Search by topic

You can also freely search for topics of interest in our portal – it does not always have to be the search for a specific object: research topics and various media types across divisions by means of an exploratory search. As an example, we have chosen the topic of "inflation".

1.    Define search terms
First, define the search terms that are relevant to you. It is important to think along with the conceptual history, because different perspectives lead to different concepts and different institutions use different terms. In our example, the search term "inflation" provides numerous results – from leaflets and newspaper clippings from the Weimar Republic, commemorative coins to emergency or inflation money – but does not reveal everything the Deutsche Digitale Bibliothek has to offer on this topic. Also try alternative search terms, such as price increase, in order to achieve different, but also teaching-relevant results.

2.    Use filter functions
In our "inflation" search example, you can also narrow down and concretise the results using filters: In the Media Type filter, you can choose between text, image, audio and video. The Object Type filter already allows for a more differentiated selection. Note that the individual object types are defined by the data-providing institutions. Therefore, it can happen that the terms do not always match and more or less synonymous terms are also displayed for an object type. You can also use the provided input field to search and reduce the list of object types.

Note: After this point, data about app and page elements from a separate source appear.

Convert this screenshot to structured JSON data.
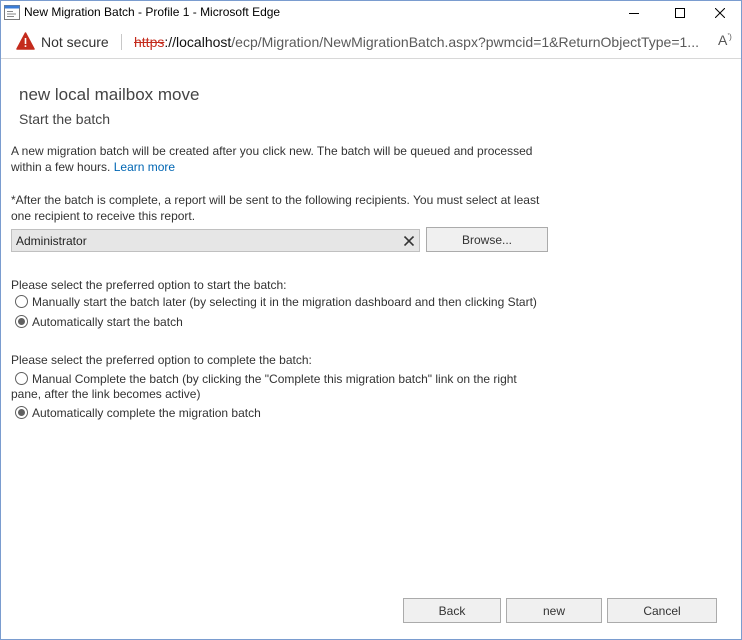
{
  "window": {
    "title": "New Migration Batch - Profile 1 - Microsoft Edge"
  },
  "addressbar": {
    "security_label": "Not secure",
    "url_scheme": "https",
    "url_host": "://localhost",
    "url_path": "/ecp/Migration/NewMigrationBatch.aspx?pwmcid=1&ReturnObjectType=1..."
  },
  "page": {
    "heading": "new local mailbox move",
    "subheading": "Start the batch",
    "intro_text": "A new migration batch will be created after you click new. The batch will be queued and processed within a few hours.",
    "learn_more": "Learn more",
    "report_text": "*After the batch is complete, a report will be sent to the following recipients. You must select at least one recipient to receive this report.",
    "recipient_value": "Administrator",
    "browse_label": "Browse...",
    "start_prompt": "Please select the preferred option to start the batch:",
    "start_options": [
      {
        "label": "Manually start the batch later (by selecting it in the migration dashboard and then clicking Start)",
        "selected": false
      },
      {
        "label": "Automatically start the batch",
        "selected": true
      }
    ],
    "complete_prompt": "Please select the preferred option to complete the batch:",
    "complete_options": [
      {
        "label_line1": "Manual Complete the batch (by clicking the \"Complete this migration batch\" link on the right",
        "label_line2": "pane, after the link becomes active)",
        "selected": false
      },
      {
        "label": "Automatically complete the migration batch",
        "selected": true
      }
    ]
  },
  "footer": {
    "back_label": "Back",
    "new_label": "new",
    "cancel_label": "Cancel"
  },
  "colors": {
    "link": "#0066b3",
    "warning": "#c42b1c",
    "window_border": "#7a9ccf"
  }
}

The Time filter allows you to search for specific dates or periods – with or without a predefined search term. Always keep in mind that not all objects are provided with a time indication, and thus are filtered out when using the time filter. On the search results page, you can sort the search results chronologically if necessary and also with the above restriction.

Searching without a search term

Perform an empty search by entering an asterisk * in the search box and start your search – you will then see all the entries available in our portal. You can then filter them according to your criteria. This is a sensible procedure if you want to have all objects of a data generator that is particularly relevant to your topic or a certain period of time displayed.


Instead of researching teaching topics yourself, you can also fall back on one of the many access points relevant to school teaching. We have created many different pre-built searches that offer search results from specific subject areas with just one click. These include, for example, "The World of Botany", "Musical Instruments from all over the world" and "1,000 Sources on National Socialism". Simply select the Discover area in the search form and get inspired!


Culture in the classroom: virtual exhibitions and dossiers

In addition to the various search options, the Deutsche Digitale Bibliothek has editorially prepared, reusable offers on many topics relevant to teaching.

Virtual exhibitions, created by renowned cultural institutions, bring special aspects of history, art, politics or the natural sciences into your lessons. From the classroom you can visit an exhibition about the Nibelungen saga, Beethoven's only opera Fidelio, the end of the war in 1945 or the press during the Nazi era.

Editorially supervised dossiers thematically summarise virtual exhibitions, articles, picture galleries and interactive content. Visit our collections on the Weimar Republic, the First World War and National Socialism, the division of Germany, visual arts, the history of literature, the wonders of nature and many more.